When Jesus says, “When I was hungry” maybe he knew from personal experience what that was like. He certainly saw folk who were thirsty, who were strangers or naked or sick or locked up in prison. He lived among those who the powers that be had forgotten about. Or just didn’t care about. I don’t see any need whatsoever to think that Jesus was speaking only about the folk sitting around the table with him or the followers that would come after them.

In fact he’s standing in a long tradition of prophecy. This is what Ezekiel is getting at when he talks about the fat sheep and the lean sheep. The powers that be have not used their power to care for weak, but have feathered their own nests and looked after their own. God will come, Ezekiel says, to judge those who have “butted at all the weak animals”. Jesus’s parable stands completely in that tradition.

So what are we supposed to do about all this. We are supposed to have, as our king, Jesus. We are supposed to have, as our king, the man who told this parable and insisted that everyone matters; that those who go hungry and thirsty in this world matter; that those who are cast out and alone in this world matter; that those who are sick and can’t fend for themselves or who are locked up matter. In a world where the papers are filled with stories of the wealthy and the powerful, where we are expected to rejoice when a new prince or princess is born to the royal family, or to just accept that the wealthy and the powerful can shift their money overseas to avoid tax, or to kow-tow to the Kardashians or buy into the cult of celebrity it is our place to think different.

It is our place, as Christ’s Church to speak truth to the powers that be. It is our place, as Christ’s Church, to speak with a prophetic voice alongside Ezekiel. It is our place, as Christ’s Church to acknowledge him as our king and to serve him in doing what we can, in our place and time, to make this world a little more like the one it is meant to be: a world where everyone matters. A world where no-one goes hungry or thirsty; where no-one is a stranger or goes without a roof over their heads; where the sick are cared for and the prisoner can hope for freedom.

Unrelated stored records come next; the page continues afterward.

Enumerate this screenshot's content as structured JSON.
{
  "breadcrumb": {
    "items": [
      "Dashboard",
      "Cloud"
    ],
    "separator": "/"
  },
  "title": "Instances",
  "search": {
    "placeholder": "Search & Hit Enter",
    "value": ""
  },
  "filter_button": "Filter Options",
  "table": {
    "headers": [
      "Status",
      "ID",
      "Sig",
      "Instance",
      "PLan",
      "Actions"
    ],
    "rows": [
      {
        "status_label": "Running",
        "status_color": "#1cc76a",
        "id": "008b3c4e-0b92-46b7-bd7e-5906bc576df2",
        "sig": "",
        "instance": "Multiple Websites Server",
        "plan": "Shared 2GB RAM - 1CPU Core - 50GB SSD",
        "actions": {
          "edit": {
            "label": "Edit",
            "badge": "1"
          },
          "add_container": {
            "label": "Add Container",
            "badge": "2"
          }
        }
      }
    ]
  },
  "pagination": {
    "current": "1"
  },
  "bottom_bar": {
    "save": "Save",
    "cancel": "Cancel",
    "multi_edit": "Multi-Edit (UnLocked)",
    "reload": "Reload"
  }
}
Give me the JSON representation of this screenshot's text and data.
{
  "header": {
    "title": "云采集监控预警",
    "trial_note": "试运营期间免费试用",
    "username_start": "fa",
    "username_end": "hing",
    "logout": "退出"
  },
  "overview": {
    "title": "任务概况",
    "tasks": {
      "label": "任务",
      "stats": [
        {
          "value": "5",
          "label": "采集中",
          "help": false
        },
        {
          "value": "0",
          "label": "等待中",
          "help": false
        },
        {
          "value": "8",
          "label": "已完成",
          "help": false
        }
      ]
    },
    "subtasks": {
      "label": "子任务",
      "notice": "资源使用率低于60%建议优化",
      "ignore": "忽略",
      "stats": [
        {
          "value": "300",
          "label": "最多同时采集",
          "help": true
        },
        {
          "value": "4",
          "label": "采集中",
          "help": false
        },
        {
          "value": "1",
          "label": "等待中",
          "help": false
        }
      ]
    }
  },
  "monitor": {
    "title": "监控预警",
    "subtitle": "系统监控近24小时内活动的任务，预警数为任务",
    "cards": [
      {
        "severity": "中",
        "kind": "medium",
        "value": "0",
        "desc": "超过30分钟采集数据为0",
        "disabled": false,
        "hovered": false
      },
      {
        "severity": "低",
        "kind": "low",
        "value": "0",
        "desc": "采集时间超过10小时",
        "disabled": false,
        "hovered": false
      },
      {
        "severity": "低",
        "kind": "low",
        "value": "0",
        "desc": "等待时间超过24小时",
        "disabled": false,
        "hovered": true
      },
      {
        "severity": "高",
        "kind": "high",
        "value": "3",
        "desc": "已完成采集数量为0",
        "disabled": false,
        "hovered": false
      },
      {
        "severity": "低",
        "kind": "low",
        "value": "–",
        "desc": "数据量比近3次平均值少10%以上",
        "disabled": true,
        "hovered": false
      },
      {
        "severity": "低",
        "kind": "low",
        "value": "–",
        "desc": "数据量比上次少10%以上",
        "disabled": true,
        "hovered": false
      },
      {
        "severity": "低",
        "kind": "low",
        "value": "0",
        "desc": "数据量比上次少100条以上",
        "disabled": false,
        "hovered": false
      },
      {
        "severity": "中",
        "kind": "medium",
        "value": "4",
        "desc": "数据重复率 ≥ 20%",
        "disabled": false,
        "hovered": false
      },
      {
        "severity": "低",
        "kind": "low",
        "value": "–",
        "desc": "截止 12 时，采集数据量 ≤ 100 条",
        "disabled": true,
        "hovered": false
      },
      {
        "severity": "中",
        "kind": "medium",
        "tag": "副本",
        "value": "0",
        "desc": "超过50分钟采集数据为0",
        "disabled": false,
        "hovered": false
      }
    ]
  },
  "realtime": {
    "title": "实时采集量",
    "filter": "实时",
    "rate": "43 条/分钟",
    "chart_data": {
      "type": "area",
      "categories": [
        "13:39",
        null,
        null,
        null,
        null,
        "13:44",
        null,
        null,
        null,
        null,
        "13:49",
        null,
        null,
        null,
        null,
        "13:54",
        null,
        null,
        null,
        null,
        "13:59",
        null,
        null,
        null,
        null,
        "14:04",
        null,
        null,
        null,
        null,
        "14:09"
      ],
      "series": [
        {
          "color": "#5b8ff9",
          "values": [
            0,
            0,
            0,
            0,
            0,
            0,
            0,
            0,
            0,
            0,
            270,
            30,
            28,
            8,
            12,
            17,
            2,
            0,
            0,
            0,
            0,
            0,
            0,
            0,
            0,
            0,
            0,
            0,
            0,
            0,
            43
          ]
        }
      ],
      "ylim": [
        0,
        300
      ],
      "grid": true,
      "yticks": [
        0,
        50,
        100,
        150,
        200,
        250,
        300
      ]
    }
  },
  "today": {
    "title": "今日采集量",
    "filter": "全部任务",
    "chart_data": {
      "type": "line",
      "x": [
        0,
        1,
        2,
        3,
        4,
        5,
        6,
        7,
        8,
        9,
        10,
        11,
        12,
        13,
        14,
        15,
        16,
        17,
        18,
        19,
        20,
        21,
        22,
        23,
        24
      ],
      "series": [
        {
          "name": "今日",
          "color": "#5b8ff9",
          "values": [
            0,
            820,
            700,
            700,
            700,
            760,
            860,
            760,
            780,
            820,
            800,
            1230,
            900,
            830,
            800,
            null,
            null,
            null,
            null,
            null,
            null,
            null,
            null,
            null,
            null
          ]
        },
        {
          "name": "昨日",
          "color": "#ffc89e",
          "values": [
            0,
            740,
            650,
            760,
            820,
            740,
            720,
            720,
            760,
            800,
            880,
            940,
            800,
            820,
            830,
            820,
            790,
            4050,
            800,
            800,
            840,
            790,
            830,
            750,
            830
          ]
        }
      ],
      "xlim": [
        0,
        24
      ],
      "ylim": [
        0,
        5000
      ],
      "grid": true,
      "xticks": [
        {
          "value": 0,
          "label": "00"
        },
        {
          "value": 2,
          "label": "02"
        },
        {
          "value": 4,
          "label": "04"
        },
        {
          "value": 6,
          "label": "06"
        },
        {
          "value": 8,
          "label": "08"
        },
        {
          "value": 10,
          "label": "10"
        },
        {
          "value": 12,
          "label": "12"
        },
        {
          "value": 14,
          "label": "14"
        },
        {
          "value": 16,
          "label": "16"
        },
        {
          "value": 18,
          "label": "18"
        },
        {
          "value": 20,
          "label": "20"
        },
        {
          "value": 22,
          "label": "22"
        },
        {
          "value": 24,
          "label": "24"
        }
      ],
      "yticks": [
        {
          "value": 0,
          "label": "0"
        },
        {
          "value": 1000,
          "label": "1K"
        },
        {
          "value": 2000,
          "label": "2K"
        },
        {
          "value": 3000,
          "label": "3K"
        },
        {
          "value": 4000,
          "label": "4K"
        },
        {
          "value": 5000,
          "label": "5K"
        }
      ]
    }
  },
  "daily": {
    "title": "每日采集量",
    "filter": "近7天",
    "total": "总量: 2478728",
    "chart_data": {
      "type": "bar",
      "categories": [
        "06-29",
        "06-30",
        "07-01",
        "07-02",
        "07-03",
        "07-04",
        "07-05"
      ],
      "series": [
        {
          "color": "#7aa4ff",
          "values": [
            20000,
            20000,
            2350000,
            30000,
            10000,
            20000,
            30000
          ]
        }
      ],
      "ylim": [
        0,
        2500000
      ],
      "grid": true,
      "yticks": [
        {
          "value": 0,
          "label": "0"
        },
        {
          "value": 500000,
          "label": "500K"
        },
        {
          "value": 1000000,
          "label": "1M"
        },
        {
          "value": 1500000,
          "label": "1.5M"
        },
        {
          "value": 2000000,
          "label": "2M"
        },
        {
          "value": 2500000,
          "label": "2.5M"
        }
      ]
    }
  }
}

Have we always done that?  Sometimes I think that, as the “established church” we have cosied up to the powers that be. Sometimes we have been obsequious in the face of wealth because wealth has built our churches. Sometimes we have bowed our heads to the powers that be because that’s the done thing. Sometimes we have been more concerned with what the poor have done in their bedrooms than what the wealthy have done in their boardrooms or the, powerful have done in their staterooms.

If that is so then we have missed our calling. We are called to serve a king who knows what it is to be poor and hungry; who knows what it is to be the victim of the powers that be. More than that, we are called to live lives that speak of another way for the world; of a power greater than any amount of military might or wealth. A power that can be wielded not just by the powers that be, but by you and me. A power that can - and does change the world.

That power is love. Love isn’t some big emotional thing. It is simply compassion. It’s the recognition that everybody matters. It’s the care we can have for the poorest, weakest most forgotten scrap of humanity on the face of this planet. It’s the care we can have for the refugees fleeing war and starvation who flock to the shores of Europe. It’s the care we can have for the kids who are looking after families because their parents can’t. It’s the care we can have for those that can’t get jobs and the world brands as failures. When the way we live reflects this idea - that everyone matters, not just the powers that be, we point to the kingdom we really belong to: the kingdom of Christ.

Lord may we be found among those who inherit your kingdom. May we be counted among those who care and for whom everyone matters

Preached at Wamphray parish church and at Moffat St Andrew’s parish church